Task directions -> Read through the data below and state how many of its lines contain the word "subtitle", adding nothing.

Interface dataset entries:
══════

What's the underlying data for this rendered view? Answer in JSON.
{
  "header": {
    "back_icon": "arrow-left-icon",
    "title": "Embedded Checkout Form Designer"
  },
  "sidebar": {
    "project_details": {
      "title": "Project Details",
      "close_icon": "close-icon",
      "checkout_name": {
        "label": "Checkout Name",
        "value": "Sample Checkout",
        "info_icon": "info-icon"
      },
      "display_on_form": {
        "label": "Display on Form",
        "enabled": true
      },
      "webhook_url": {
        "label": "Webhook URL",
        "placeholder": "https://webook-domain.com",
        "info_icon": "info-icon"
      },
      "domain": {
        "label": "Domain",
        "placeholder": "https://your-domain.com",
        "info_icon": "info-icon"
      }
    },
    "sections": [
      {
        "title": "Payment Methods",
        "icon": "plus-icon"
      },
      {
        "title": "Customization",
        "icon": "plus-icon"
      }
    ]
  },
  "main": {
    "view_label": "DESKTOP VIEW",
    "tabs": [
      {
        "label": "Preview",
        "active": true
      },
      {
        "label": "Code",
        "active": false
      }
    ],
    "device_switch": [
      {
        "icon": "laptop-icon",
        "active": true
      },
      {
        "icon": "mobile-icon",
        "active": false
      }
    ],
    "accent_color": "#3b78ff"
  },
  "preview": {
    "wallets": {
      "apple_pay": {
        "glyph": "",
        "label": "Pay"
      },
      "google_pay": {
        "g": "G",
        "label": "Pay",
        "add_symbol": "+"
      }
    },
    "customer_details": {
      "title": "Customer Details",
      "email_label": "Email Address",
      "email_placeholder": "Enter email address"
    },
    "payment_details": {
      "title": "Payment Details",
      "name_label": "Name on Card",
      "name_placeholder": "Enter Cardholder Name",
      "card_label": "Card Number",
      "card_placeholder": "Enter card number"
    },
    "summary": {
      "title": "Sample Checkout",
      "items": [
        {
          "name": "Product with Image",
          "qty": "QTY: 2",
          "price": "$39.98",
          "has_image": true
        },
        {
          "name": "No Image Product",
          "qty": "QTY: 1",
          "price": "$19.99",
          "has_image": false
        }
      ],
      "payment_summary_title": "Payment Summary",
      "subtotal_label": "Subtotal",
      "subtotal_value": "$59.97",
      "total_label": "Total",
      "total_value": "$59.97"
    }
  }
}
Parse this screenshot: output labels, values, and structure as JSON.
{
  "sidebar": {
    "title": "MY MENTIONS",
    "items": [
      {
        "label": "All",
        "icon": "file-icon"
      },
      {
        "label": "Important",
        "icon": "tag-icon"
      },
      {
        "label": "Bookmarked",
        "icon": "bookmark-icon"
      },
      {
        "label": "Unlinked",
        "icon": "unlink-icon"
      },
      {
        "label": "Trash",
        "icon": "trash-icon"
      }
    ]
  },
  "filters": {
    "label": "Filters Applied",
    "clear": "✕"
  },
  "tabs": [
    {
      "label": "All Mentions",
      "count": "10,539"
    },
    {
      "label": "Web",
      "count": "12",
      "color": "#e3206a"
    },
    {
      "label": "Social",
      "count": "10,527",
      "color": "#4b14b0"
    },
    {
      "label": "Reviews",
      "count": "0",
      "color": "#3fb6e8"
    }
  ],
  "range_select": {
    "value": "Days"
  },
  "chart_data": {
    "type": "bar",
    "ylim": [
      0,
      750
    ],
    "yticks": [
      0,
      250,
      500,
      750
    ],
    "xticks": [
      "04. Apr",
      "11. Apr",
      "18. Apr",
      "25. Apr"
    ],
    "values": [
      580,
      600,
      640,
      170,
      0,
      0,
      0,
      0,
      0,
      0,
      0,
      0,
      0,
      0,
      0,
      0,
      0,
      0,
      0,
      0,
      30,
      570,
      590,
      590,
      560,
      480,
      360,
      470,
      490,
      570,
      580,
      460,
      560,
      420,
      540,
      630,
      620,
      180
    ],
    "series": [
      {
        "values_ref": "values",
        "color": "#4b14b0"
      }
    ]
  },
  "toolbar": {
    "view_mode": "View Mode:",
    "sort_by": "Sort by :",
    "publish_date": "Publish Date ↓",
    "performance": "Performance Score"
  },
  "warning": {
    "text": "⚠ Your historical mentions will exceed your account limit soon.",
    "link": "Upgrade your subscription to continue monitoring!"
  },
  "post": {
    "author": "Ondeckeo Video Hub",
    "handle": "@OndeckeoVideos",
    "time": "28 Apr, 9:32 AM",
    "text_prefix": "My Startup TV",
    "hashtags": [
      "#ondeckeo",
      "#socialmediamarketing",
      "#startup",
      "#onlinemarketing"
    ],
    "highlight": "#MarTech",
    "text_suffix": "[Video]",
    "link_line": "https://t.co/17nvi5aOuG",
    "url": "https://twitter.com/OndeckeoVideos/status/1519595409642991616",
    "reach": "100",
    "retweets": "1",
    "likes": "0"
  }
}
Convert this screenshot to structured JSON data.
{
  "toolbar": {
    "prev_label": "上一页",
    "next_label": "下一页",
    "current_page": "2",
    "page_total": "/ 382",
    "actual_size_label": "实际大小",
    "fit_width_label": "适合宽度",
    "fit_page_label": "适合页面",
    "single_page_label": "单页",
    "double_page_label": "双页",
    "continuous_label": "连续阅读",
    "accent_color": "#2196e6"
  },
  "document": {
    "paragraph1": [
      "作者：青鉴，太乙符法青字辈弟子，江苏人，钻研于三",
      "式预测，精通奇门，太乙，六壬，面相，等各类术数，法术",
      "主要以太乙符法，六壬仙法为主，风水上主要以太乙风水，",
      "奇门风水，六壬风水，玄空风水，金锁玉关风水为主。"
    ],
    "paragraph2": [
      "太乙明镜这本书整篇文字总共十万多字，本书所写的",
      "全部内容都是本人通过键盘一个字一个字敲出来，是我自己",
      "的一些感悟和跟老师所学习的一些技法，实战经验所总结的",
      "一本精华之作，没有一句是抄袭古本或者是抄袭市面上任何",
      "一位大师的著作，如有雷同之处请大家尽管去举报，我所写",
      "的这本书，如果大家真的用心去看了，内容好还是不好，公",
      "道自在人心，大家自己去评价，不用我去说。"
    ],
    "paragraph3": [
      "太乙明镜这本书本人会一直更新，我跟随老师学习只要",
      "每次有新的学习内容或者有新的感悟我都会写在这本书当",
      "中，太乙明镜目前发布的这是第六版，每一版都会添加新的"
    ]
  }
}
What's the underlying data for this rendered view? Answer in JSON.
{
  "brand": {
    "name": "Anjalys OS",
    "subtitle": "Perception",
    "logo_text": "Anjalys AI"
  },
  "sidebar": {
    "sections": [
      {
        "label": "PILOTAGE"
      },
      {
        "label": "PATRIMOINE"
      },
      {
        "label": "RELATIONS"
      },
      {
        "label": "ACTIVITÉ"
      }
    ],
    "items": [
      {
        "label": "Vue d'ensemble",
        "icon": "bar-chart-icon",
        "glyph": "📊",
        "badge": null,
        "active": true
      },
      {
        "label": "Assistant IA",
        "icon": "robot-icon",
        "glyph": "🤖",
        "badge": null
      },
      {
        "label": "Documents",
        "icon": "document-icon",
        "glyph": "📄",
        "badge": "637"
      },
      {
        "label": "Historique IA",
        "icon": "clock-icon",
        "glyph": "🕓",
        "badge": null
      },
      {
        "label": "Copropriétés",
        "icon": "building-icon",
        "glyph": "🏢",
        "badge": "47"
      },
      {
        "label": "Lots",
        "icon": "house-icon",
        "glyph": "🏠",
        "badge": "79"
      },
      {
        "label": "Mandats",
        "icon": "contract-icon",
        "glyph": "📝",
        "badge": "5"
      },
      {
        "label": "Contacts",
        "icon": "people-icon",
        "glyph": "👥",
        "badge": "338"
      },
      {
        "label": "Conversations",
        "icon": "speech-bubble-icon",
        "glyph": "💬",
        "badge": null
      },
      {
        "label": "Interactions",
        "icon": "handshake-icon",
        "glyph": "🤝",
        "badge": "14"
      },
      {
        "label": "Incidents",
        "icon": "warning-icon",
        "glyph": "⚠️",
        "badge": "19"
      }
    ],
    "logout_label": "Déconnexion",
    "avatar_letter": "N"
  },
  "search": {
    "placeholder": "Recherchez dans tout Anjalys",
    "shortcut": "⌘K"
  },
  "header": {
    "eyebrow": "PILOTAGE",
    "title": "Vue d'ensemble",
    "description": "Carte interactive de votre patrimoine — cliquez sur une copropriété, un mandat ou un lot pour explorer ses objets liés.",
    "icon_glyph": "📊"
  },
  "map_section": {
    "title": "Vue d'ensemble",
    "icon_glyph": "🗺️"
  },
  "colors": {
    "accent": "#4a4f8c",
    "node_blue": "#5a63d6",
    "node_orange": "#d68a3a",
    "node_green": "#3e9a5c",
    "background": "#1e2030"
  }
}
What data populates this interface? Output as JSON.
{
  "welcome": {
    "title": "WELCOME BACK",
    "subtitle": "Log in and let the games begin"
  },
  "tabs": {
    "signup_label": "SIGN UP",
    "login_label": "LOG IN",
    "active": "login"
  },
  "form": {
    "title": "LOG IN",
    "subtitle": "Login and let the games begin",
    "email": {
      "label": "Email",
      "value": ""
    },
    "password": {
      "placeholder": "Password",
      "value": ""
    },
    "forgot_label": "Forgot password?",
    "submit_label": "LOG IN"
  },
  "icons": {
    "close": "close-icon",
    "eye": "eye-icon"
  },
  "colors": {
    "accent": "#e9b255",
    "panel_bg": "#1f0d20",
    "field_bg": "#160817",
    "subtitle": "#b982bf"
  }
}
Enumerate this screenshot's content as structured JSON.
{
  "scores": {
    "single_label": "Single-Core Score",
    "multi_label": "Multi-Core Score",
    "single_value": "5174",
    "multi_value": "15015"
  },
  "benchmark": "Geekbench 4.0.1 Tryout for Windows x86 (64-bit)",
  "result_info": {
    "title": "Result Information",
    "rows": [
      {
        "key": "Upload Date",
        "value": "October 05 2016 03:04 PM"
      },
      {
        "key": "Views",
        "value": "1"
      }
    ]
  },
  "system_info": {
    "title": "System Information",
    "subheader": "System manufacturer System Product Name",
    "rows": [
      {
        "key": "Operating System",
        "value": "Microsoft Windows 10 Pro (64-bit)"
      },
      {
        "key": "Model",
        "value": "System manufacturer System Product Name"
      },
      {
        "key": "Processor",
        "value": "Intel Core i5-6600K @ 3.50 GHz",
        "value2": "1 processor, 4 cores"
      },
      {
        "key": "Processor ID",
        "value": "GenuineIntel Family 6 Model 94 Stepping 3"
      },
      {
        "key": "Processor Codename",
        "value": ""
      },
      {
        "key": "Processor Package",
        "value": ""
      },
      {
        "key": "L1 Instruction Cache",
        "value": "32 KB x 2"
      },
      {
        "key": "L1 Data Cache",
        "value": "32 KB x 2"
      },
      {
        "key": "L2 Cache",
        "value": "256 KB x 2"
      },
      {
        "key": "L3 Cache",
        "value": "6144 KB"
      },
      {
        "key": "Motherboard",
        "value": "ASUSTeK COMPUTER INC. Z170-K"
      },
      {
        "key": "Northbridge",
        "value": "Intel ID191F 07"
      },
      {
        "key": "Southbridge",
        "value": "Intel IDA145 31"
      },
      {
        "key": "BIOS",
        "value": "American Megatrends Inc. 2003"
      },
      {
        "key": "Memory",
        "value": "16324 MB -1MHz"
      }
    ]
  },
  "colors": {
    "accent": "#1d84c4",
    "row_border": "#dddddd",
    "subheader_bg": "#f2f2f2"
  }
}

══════

Your response -> 4